The kid has gone off into the mountains in search of Bailey, who is out fishing with a lovely local girl, Ann (Virginia Huston). If the town is pleasant, the fishing scene is idyllic, the winter sun glittering on the lake.
Talking about clouds, and the future, not realizing that this is noir.
There is a romantic conversation, and a brief kiss. Ann looks off into the distance. Over her shoulder Jeff sees the kid, who is signing to Jeff, and the idyll is disturbed.
Jeff: We’d better go.
Ann: Something the matter?
Jeff: Maybe not.

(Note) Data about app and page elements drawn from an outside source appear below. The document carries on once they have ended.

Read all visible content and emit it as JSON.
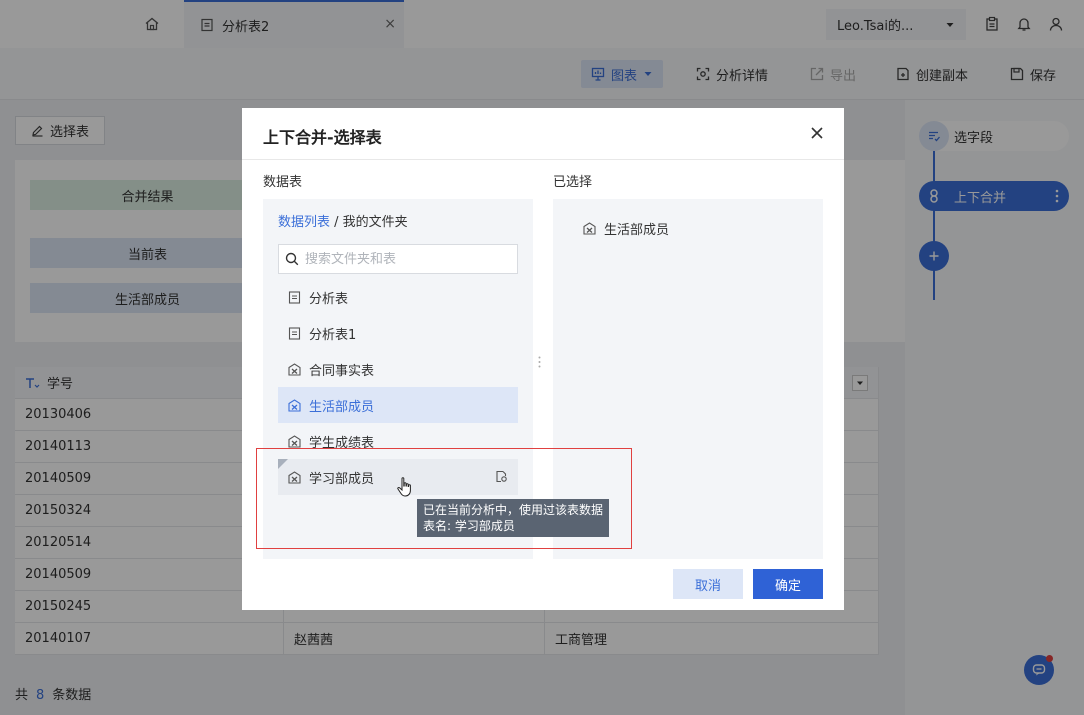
{
  "topbar": {
    "tab_label": "分析表2",
    "tab_close": "×",
    "user_name": "Leo.Tsai的..."
  },
  "toolbar": {
    "chart": "图表",
    "analysis_detail": "分析详情",
    "export": "导出",
    "create_copy": "创建副本",
    "save": "保存"
  },
  "left": {
    "select_table": "选择表",
    "merge_result": "合并结果",
    "current_table": "当前表",
    "table_name": "生活部成员"
  },
  "grid": {
    "header": [
      "学号",
      "",
      ""
    ],
    "rows": [
      [
        "20130406",
        "",
        ""
      ],
      [
        "20140113",
        "",
        ""
      ],
      [
        "20140509",
        "",
        ""
      ],
      [
        "20150324",
        "",
        ""
      ],
      [
        "20120514",
        "",
        ""
      ],
      [
        "20140509",
        "",
        ""
      ],
      [
        "20150245",
        "",
        ""
      ],
      [
        "20140107",
        "赵茜茜",
        "工商管理"
      ]
    ],
    "footer_prefix": "共",
    "footer_count": "8",
    "footer_suffix": "条数据"
  },
  "flow": {
    "select_fields": "选字段",
    "merge_updown": "上下合并"
  },
  "dialog": {
    "title": "上下合并-选择表",
    "left_title": "数据表",
    "right_title": "已选择",
    "breadcrumb_link": "数据列表",
    "breadcrumb_sep": " / ",
    "breadcrumb_current": "我的文件夹",
    "search_placeholder": "搜索文件夹和表",
    "items": [
      "分析表",
      "分析表1",
      "合同事实表",
      "生活部成员",
      "学生成绩表",
      "学习部成员"
    ],
    "selected": [
      "生活部成员"
    ],
    "tooltip_line1": "已在当前分析中，使用过该表数据",
    "tooltip_line2": "表名: 学习部成员",
    "cancel": "取消",
    "ok": "确定"
  },
  "colors": {
    "accent": "#3b6fd8",
    "primary_button": "#2f62d6",
    "highlight": "#e04040"
  }
}
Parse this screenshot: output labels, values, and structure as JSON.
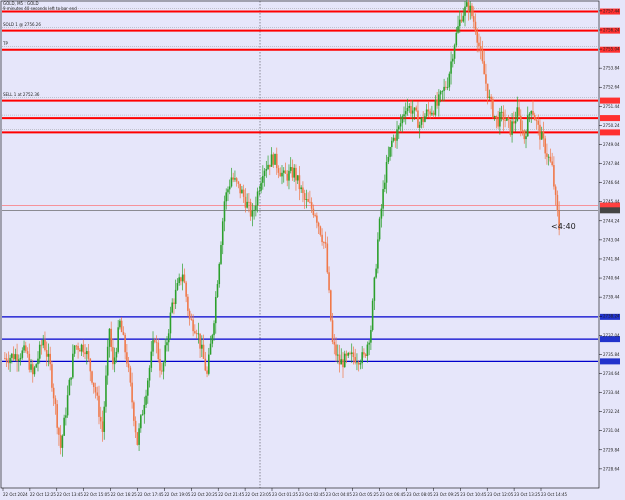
{
  "header": {
    "symbol_line": "GOLD, M5 : GOLD",
    "timer_line": "9 minutes 40 seconds left to bar end"
  },
  "countdown": "<4:40",
  "levels_red": [
    {
      "price": 2757.4,
      "label": ""
    },
    {
      "price": 2756.2,
      "label": "SOLD 1 @ 2756.26"
    },
    {
      "price": 2755.0,
      "label": "TP"
    },
    {
      "price": 2751.8,
      "label": "SELL 1 at 2752.36"
    },
    {
      "price": 2750.7,
      "label": ""
    },
    {
      "price": 2749.8,
      "label": ""
    }
  ],
  "levels_blue": [
    {
      "price": 2738.2
    },
    {
      "price": 2736.8
    },
    {
      "price": 2735.4
    }
  ],
  "current_price": 2744.9,
  "ask_price": 2745.2,
  "colors": {
    "background": "#e6e6fa",
    "bull": "#2ca02c",
    "bear": "#f07848",
    "red_level": "#ff0000",
    "blue_level": "#0000cc",
    "tag_red": "#ff3030",
    "tag_blue": "#2233cc"
  },
  "chart_data": {
    "type": "candlestick",
    "ylim": [
      2727.5,
      2758.0
    ],
    "y_ticks": [
      2757.44,
      2756.24,
      2755.04,
      2753.84,
      2752.64,
      2751.44,
      2750.24,
      2749.04,
      2747.84,
      2746.64,
      2745.44,
      2744.24,
      2743.04,
      2741.84,
      2740.64,
      2739.44,
      2738.24,
      2737.04,
      2735.84,
      2734.64,
      2733.44,
      2732.24,
      2731.04,
      2729.84,
      2728.64
    ],
    "x_ticks": [
      "22 Oct 2024",
      "22 Oct 12:25",
      "22 Oct 13:45",
      "22 Oct 15:05",
      "22 Oct 16:25",
      "22 Oct 17:45",
      "22 Oct 19:05",
      "22 Oct 20:25",
      "22 Oct 21:45",
      "22 Oct 23:05",
      "23 Oct 01:25",
      "23 Oct 02:45",
      "23 Oct 04:05",
      "23 Oct 05:25",
      "23 Oct 06:45",
      "23 Oct 08:05",
      "23 Oct 09:25",
      "23 Oct 10:45",
      "23 Oct 12:05",
      "23 Oct 13:25",
      "23 Oct 14:45"
    ],
    "anchors": [
      [
        0,
        2735.6
      ],
      [
        12,
        2736.0
      ],
      [
        16,
        2734.5
      ],
      [
        22,
        2736.8
      ],
      [
        26,
        2735.0
      ],
      [
        32,
        2730.0
      ],
      [
        34,
        2731.5
      ],
      [
        40,
        2736.4
      ],
      [
        46,
        2736.3
      ],
      [
        52,
        2733.5
      ],
      [
        56,
        2731.0
      ],
      [
        60,
        2737.5
      ],
      [
        62,
        2735.0
      ],
      [
        66,
        2737.8
      ],
      [
        70,
        2735.5
      ],
      [
        76,
        2730.3
      ],
      [
        80,
        2733.0
      ],
      [
        86,
        2737.0
      ],
      [
        90,
        2734.5
      ],
      [
        96,
        2739.0
      ],
      [
        102,
        2741.0
      ],
      [
        106,
        2738.0
      ],
      [
        110,
        2737.5
      ],
      [
        116,
        2734.5
      ],
      [
        120,
        2738.2
      ],
      [
        126,
        2745.5
      ],
      [
        130,
        2747.0
      ],
      [
        136,
        2746.0
      ],
      [
        142,
        2744.5
      ],
      [
        148,
        2747.5
      ],
      [
        154,
        2748.2
      ],
      [
        160,
        2747.0
      ],
      [
        166,
        2747.3
      ],
      [
        172,
        2745.5
      ],
      [
        178,
        2744.8
      ],
      [
        184,
        2742.5
      ],
      [
        188,
        2736.5
      ],
      [
        192,
        2735.3
      ],
      [
        200,
        2735.7
      ],
      [
        206,
        2735.6
      ],
      [
        210,
        2737.5
      ],
      [
        214,
        2743.0
      ],
      [
        218,
        2747.0
      ],
      [
        222,
        2749.2
      ],
      [
        226,
        2750.0
      ],
      [
        230,
        2751.5
      ],
      [
        234,
        2751.2
      ],
      [
        238,
        2750.3
      ],
      [
        242,
        2751.0
      ],
      [
        248,
        2751.5
      ],
      [
        254,
        2753.0
      ],
      [
        258,
        2755.5
      ],
      [
        262,
        2757.2
      ],
      [
        266,
        2757.8
      ],
      [
        270,
        2756.5
      ],
      [
        274,
        2754.0
      ],
      [
        278,
        2751.8
      ],
      [
        282,
        2750.5
      ],
      [
        286,
        2750.8
      ],
      [
        290,
        2750.0
      ],
      [
        294,
        2751.0
      ],
      [
        298,
        2749.5
      ],
      [
        302,
        2751.5
      ],
      [
        306,
        2750.0
      ],
      [
        310,
        2748.8
      ],
      [
        314,
        2747.5
      ],
      [
        316,
        2745.5
      ],
      [
        318,
        2743.8
      ]
    ]
  }
}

Not maybe, but maybe not: the perfect note for Jeff’s fatalistic but not hopeless attitude. And those two examples of the dialog illustrate another aspect of the film’s quality: the dialog is for the most part excellent, plain but with resonances, clever but not ostentatiously so, and happily lacking in the overdone wisecracks, labored slang, and macho posturing one often finds in crime dramas of this period. Well, okay, there is some macho posturing, but it's not exaggerated.
Stefano is a hoodlum who works for a gambler and “operator,” presumably of criminal enterprises, Whit Sterling (Kirk Douglas). Bailey/Markham had also worked for Sterling in the past, but there are clear indications that the parting was not a friendly one, and presumably has something to do with the fact that Markham has changed his name. Stefano seems friendly but there’s an undertone of menace in the conversation, not least as a result of the fact that Stefano has found Jeff at all. (How this came about is never quite explained.) Sterling wants to hire Jeff again. He agrees to meet with Stirling in Lake Tahoe the next morning. We assume there is an implied threat here, that Jeff was hiding from Sterling, and that now that he’s been found must deal with the situation.
The next scene takes place at night, and from this point the film gets literally and figuratively darker. Jeff asks Ann to accompany him on the all-night drive to Tahoe (only 78 miles according to the signpost in that opening scene, but maybe the mountain roads made for slow going). He wants to tell her the truth about his past.
Night drive to Tahoe.
In a lengthy flashback we learn of his previous life as a private detective hired by Sterling to locate Kathie Moffat (Greer), the girlfriend who had shot him and stolen $40,000.
I’ll stop the plot summary at this point. I’ve gone into this detail, and included these stills, in an effort to communicate how well-crafted the movie is. The story gets pretty complicated from here on, and I won’t be giving anything away if I tell you it's not a light-hearted one.
If you want to see a clip, go here. I didn't include it here because it goes further in the story than I wanted to, although it's not a major spoiler.
Kirk Douglas gives an excellent performance as Sterling—affable, smooth, and ruthless.
There's something crocodilian about that grin.
Sterling is involved with miscellaneous other shady types, including Rhonda Fleming as a femme at least as fatale as Kathie. The most potent thing about Kathie for me is that she taps something in men—or at least in this man—which makes us, against all evidence, suppose that a really beautiful woman is also good. (There is a great riff about this in one of John Le Carre's books, but I'm not sure which one.) Ann is perhaps a bit too sweet; I learn from poking around on the internet that Virginia Huston was somewhat typecast as the good girl in this sort of film, and you can see why.
The kid is a poignant figure. At the end of the movie we are back with him in Bridgeport. It's another bright day, but things have changed. There's an ambiguous bit at the end which fans of the film don't seem to be entirely agreed upon. Roger Ebert thinks it's just ambiguous, and I tend to agree.
I like this movie so much that I may buy a copy. That's very high praise for me, as I own fewer than a couple of dozen movies, and a lot of those are Bergman. If there's a noir film that you think is better, please let me know. And of course if you like the genre and haven't seen Out of the Past, do so at your earliest convenience.
—Mac is the proprietor of this blog.